Pensive, frank, beautiful, and engaging, Voyagerbrings together the social, the personal, and the historical, opening a path into the heart and soul of this revered writer.
Suffused with Russell Banks's trademark lyricism and reckless humor, the twelve stories in A Permanent Member of the Family examine the myriad ways we try--and sometimes fail--to connect with one another, as we seek a home in the world. In the title story, a father looks back on the legend of the cherished family dog whose divided loyalties mirrored the fragmenting of his marriage. "A Former Marine" asks, to chilling effect, if one can ever stop being a parent. And in the haunting, evocative "Veronica," a mysterious woman searching for her daughter may not be who she claims she is. Moving between the stark beauty of winter in upstate New York and the seductive heat of Florida, Banks's acute and penetrating collection demonstrates the range and virtuosity of both his narrative prowess and his startlingly panoramic vision of modern American life.

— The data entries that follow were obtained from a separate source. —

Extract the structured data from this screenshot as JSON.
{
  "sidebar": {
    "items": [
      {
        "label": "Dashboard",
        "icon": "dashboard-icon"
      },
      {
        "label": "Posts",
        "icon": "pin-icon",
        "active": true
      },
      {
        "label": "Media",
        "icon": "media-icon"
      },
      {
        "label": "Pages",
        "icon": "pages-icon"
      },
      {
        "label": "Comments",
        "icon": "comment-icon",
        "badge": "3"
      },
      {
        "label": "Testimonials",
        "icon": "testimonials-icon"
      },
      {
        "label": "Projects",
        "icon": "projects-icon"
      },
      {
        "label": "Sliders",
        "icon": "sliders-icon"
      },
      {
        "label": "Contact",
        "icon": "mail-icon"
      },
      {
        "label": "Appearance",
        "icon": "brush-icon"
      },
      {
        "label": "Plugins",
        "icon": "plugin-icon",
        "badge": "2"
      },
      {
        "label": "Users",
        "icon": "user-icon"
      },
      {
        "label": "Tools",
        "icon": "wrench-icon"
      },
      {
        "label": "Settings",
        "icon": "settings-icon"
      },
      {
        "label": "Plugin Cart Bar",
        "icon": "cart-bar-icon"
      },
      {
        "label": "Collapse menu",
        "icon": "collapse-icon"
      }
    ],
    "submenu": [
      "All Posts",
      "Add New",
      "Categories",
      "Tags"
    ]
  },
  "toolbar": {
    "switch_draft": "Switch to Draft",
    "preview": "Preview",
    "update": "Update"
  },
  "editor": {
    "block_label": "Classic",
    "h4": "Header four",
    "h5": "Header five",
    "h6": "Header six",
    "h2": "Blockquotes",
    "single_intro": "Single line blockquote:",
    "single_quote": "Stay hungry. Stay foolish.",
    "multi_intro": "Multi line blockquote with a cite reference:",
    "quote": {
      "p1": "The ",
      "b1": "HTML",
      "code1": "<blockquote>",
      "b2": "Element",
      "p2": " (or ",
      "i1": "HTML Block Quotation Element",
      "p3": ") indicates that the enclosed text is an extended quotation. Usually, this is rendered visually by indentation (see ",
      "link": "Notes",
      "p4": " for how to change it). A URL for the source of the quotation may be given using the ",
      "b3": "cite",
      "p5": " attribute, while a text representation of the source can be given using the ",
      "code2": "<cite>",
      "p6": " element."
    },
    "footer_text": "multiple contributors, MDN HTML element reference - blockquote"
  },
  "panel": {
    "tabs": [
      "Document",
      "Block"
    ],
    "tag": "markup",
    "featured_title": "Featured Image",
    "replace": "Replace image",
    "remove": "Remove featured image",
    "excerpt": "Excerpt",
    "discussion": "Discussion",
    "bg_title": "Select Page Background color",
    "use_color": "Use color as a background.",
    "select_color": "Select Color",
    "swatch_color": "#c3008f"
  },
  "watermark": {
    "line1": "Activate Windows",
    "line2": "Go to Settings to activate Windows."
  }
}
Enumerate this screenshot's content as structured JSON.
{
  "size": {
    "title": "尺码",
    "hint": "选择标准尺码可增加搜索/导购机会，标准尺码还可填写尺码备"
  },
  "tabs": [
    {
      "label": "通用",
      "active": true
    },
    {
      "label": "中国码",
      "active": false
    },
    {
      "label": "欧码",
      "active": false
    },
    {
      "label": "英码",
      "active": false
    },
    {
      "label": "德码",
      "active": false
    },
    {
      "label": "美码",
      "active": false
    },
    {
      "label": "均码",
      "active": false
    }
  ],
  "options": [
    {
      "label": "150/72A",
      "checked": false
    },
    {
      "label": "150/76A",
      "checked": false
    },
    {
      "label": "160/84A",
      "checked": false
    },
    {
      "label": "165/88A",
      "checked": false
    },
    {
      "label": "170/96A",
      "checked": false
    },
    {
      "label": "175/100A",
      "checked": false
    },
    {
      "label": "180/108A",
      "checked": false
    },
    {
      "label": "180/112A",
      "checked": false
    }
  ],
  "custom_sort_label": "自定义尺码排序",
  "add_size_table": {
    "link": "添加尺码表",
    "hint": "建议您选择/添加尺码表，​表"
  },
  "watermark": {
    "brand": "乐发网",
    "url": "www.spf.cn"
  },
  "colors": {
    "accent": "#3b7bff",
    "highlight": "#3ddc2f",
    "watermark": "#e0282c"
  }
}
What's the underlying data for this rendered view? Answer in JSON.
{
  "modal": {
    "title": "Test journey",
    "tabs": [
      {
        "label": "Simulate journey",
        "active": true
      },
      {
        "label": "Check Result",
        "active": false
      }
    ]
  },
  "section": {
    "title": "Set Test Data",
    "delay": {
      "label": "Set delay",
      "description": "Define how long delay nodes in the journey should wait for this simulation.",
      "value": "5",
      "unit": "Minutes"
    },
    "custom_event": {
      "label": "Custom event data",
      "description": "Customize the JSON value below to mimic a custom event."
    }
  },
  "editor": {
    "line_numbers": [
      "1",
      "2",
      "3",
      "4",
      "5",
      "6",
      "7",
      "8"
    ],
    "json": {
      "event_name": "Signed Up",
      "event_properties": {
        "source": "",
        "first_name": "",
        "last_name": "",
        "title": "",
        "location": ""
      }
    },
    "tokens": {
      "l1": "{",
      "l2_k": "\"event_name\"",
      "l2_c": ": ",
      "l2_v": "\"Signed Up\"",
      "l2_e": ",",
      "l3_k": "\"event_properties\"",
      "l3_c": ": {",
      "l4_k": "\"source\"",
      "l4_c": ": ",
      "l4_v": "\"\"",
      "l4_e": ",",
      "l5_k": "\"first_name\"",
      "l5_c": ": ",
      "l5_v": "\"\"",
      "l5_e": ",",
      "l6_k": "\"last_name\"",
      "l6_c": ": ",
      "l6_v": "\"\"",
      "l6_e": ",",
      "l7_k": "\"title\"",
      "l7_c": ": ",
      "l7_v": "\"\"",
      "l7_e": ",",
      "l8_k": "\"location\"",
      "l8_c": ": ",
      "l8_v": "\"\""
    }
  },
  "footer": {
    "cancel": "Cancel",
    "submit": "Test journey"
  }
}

The Relation of My Imprisonment is a work of fiction utilizing a form invented in the seventeenth century by imprisoned Puritan divines. Designed to be exemplary, works of this type were aimed at brethren outside the prison walls and functioned primarily as figurative dramatization of the test of faith all true believers must endure. These "relation," framed by scripture and by a sermon explicating the text, were usually read aloud in weekly or monthly installments during religious services. Utterly sincere and detailed recounting of suffering, they were nonetheless highly artificial. To use the form self-consciously, as Russell Banks has done, is not to parody it so much as to argue good-humoredly with the mind it embodies, to explore and, if possible, to map the limits of that mind, the more intelligently to love it.
When fourteen children from the small town of Sam Dent are lost in a tragic accident, its citizens are confronted with one of life's most difficult and disturbing questions: When the worst happens, whom do you blame, and how do you cope? Masterfully written, it is a large-hearted novel that brings to life a cast of unforgettable small-town characters and illuminates the mysteries and realities of love as well as grief. The Sweet Hereafter was released as a major motion picture by Atom Egoyan in 1997 and won the Grand Prix at the Cannes Film Festival. Egoyan also received Academy Award nominations for Best Director and Best Adapted Screenplay that year.
In Sucess Stories , an exceptionally varied yet coherent collection, Russell Banks proves himself one of the most astute and forceful writers in America today. Queen for a Day, Success Story, and Adultery trace fortunes of the Painter family in there pursuit of and retreat from the American dream. Banks also explores the ethos of rampant materialism in a group of contemporary moral fables. The Fish is an evocating parable of faith and greed set in a Southeast Asian village, The Gully tells of the profitability of violence and the ironies of upward mobility in a Latin American shantytown, and Chrildren's Story explores the repressed rage that boils beneath the surface of relationships between parents and children and between citizens of the first and third worlds.